Could you give back the whole listing exactly as written?

────────

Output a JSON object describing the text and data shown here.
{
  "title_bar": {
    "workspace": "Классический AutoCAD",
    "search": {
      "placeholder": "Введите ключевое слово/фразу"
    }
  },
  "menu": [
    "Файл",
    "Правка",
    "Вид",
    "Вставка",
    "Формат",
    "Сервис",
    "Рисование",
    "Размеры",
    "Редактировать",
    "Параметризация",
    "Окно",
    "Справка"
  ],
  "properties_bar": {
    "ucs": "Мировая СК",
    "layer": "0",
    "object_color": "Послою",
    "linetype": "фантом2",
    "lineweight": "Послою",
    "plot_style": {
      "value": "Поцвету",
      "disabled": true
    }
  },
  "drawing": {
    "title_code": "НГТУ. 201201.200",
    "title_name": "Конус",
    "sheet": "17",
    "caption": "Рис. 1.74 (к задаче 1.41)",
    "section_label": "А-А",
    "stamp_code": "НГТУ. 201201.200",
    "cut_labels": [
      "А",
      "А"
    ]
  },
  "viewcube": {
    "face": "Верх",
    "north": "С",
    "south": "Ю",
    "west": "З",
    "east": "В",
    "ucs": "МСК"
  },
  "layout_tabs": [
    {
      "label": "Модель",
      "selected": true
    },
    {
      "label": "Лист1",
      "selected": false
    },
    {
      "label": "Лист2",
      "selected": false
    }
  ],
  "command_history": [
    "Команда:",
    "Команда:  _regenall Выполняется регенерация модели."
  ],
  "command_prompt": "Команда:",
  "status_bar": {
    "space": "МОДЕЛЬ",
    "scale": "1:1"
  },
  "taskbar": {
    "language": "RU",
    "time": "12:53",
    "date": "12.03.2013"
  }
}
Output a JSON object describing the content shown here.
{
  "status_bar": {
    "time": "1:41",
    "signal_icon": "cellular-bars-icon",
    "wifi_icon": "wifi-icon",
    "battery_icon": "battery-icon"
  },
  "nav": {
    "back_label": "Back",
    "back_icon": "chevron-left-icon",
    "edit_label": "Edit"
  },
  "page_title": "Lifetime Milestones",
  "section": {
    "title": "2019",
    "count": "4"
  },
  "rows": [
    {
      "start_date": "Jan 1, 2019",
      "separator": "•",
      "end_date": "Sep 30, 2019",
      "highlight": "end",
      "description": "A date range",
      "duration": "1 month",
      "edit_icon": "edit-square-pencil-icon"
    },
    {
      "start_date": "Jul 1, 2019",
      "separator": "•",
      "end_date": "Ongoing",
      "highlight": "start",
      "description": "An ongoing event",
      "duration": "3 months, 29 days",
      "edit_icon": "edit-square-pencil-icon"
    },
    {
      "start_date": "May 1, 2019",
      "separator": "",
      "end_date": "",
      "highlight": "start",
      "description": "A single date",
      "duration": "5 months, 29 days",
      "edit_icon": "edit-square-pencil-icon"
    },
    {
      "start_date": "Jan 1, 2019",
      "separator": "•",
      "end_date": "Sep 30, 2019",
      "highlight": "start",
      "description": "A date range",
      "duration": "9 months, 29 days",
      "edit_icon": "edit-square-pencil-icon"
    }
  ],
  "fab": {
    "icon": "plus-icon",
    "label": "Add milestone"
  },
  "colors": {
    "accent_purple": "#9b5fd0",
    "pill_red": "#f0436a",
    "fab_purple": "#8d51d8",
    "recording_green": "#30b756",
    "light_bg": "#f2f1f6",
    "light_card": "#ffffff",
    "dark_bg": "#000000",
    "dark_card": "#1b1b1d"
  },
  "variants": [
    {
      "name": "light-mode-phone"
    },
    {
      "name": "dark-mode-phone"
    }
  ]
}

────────

-- THE ANSWER --
Output a JSON object describing the text and data shown here.
{
  "title_bar": {
    "workspace": "Классический AutoCAD",
    "search": {
      "placeholder": "Введите ключевое слово/фразу"
    }
  },
  "menu": [
    "Файл",
    "Правка",
    "Вид",
    "Вставка",
    "Формат",
    "Сервис",
    "Рисование",
    "Размеры",
    "Редактировать",
    "Параметризация",
    "Окно",
    "Справка"
  ],
  "properties_bar": {
    "ucs": "Мировая СК",
    "layer": "0",
    "object_color": "Послою",
    "linetype": "фантом2",
    "lineweight": "Послою",
    "plot_style": {
      "value": "Поцвету",
      "disabled": true
    }
  },
  "drawing": {
    "title_code": "НГТУ. 201201.200",
    "title_name": "Конус",
    "sheet": "17",
    "caption": "Рис. 1.74 (к задаче 1.41)",
    "section_label": "А-А",
    "stamp_code": "НГТУ. 201201.200",
    "cut_labels": [
      "А",
      "А"
    ]
  },
  "viewcube": {
    "face": "Верх",
    "north": "С",
    "south": "Ю",
    "west": "З",
    "east": "В",
    "ucs": "МСК"
  },
  "layout_tabs": [
    {
      "label": "Модель",
      "selected": true
    },
    {
      "label": "Лист1",
      "selected": false
    },
    {
      "label": "Лист2",
      "selected": false
    }
  ],
  "command_history": [
    "Команда:",
    "Команда:  _regenall Выполняется регенерация модели."
  ],
  "command_prompt": "Команда:",
  "status_bar": {
    "space": "МОДЕЛЬ",
    "scale": "1:1"
  },
  "taskbar": {
    "language": "RU",
    "time": "12:53",
    "date": "12.03.2013"
  }
}
Output a JSON object describing the content shown here.
{
  "status_bar": {
    "time": "1:41",
    "signal_icon": "cellular-bars-icon",
    "wifi_icon": "wifi-icon",
    "battery_icon": "battery-icon"
  },
  "nav": {
    "back_label": "Back",
    "back_icon": "chevron-left-icon",
    "edit_label": "Edit"
  },
  "page_title": "Lifetime Milestones",
  "section": {
    "title": "2019",
    "count": "4"
  },
  "rows": [
    {
      "start_date": "Jan 1, 2019",
      "separator": "•",
      "end_date": "Sep 30, 2019",
      "highlight": "end",
      "description": "A date range",
      "duration": "1 month",
      "edit_icon": "edit-square-pencil-icon"
    },
    {
      "start_date": "Jul 1, 2019",
      "separator": "•",
      "end_date": "Ongoing",
      "highlight": "start",
      "description": "An ongoing event",
      "duration": "3 months, 29 days",
      "edit_icon": "edit-square-pencil-icon"
    },
    {
      "start_date": "May 1, 2019",
      "separator": "",
      "end_date": "",
      "highlight": "start",
      "description": "A single date",
      "duration": "5 months, 29 days",
      "edit_icon": "edit-square-pencil-icon"
    },
    {
      "start_date": "Jan 1, 2019",
      "separator": "•",
      "end_date": "Sep 30, 2019",
      "highlight": "start",
      "description": "A date range",
      "duration": "9 months, 29 days",
      "edit_icon": "edit-square-pencil-icon"
    }
  ],
  "fab": {
    "icon": "plus-icon",
    "label": "Add milestone"
  },
  "colors": {
    "accent_purple": "#9b5fd0",
    "pill_red": "#f0436a",
    "fab_purple": "#8d51d8",
    "recording_green": "#30b756",
    "light_bg": "#f2f1f6",
    "light_card": "#ffffff",
    "dark_bg": "#000000",
    "dark_card": "#1b1b1d"
  },
  "variants": [
    {
      "name": "light-mode-phone"
    },
    {
      "name": "dark-mode-phone"
    }
  ]
}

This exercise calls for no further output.